Mark Rabe, one of Seattle’s top musical talents, plays piano for Groucho, and makes his music match the wit. The whole evening is monkey business of the best sort.
Through June 30 at ACT’s Bullitt Cabaret, 700 Union St., Seattle (206 292-7676 or www.acttheatre.org).
If you like an intellectual romp all tangled up in a wild comedy, this is a theatre experience for you. Two one-act plays, meant to be performed together, they address the complexities of communication as well as artistic repression in Soviet Bloc countries. (Remember, Stoppard, born in Czechoslovakia, wound up as a schoolboy in Britain after his family fled from the Nazis.)
In “Dogg’s Hamlet,” English schoolboys speak Dogg, a language in which the words are English but have different meanings than those we’re accustomed to. When the character Easy, a deliveryman who speaks Standard English, comes in with building materials, chaos reigns. There’s no communication. There are only absurd misunderstandings, something that the philosopher of language Ludwig Wittgenstein would have predicted.
In “Cahoot’s Macbeth,” actors in a Soviet country prepare a private performance of Macbeth. But they are watched over by a threatening secret police inspector who suspects them of subversion. The play is homage to writer Pavel Kohout who’d been banned from theatres by the Communist leaders for his own subversive concepts. Macbeth, of course, is all about power plays, and in this work, that takes on a whole new meaning,
The cast, like the whole production, is good, but especially good is Robert Hinds in his role as the snide police inspector in a one-party government. He relishes his power as he toys with the actors who are his playthings.

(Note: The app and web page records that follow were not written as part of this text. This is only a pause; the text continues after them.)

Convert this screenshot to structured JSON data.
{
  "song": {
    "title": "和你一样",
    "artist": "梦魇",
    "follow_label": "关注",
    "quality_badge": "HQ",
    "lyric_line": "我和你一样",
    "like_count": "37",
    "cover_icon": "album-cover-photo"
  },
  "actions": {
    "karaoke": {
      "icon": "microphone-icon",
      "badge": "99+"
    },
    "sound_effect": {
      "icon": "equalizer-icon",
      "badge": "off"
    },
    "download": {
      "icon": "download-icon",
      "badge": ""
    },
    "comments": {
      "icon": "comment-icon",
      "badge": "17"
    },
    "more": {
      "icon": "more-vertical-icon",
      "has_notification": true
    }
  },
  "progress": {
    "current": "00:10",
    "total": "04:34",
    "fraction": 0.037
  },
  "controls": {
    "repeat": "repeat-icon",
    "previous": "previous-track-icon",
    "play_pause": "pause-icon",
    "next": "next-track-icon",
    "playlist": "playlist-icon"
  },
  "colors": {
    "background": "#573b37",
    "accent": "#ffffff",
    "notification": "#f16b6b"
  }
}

He reminds them that there are so many ways to harass and punish people. He laughs at the idea of a constitution. All the while, Macbeth, his Lady the witches, Banquo, and all the others carry on as Shakespeare intended. And at the end, when deliveryman Easy enters, once more chaos reigns and laughter bubbles.

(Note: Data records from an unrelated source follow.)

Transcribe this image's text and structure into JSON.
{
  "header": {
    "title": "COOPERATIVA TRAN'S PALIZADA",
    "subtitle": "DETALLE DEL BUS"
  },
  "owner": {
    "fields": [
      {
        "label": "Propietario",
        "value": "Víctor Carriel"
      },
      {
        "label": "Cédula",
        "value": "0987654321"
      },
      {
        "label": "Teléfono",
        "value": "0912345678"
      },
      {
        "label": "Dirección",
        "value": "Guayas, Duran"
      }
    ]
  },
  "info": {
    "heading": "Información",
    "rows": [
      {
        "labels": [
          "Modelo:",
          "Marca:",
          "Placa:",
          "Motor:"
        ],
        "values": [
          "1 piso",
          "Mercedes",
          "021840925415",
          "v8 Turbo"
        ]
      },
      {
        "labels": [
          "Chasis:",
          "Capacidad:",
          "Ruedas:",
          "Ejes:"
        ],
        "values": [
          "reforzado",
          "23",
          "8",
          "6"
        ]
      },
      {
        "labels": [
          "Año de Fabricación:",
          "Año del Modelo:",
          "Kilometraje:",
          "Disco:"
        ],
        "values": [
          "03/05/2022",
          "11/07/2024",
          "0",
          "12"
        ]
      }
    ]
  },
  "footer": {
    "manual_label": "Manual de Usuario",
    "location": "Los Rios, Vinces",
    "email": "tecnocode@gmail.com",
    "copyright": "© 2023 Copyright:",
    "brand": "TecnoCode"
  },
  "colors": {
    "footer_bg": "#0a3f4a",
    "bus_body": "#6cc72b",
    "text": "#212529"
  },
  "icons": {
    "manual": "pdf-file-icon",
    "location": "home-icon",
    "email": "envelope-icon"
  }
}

Given the philosophical focus, these are among the least performed of Stoppard’s plays, and we owe thanks to Director Teresa Thuman for presenting them here. They remind us of Stoppard’s brilliant intellect, delight our sense of humor, and challenge our minds. Communication! Words! Language! That’s what makes us human, only just remember—words can be your friends or your enemies, depending on who’s writing the book.
Through June 23 at Center Theatre, Seattle Center Armory, Seattle, (206 856-5520 or firstname.lastname@example.org)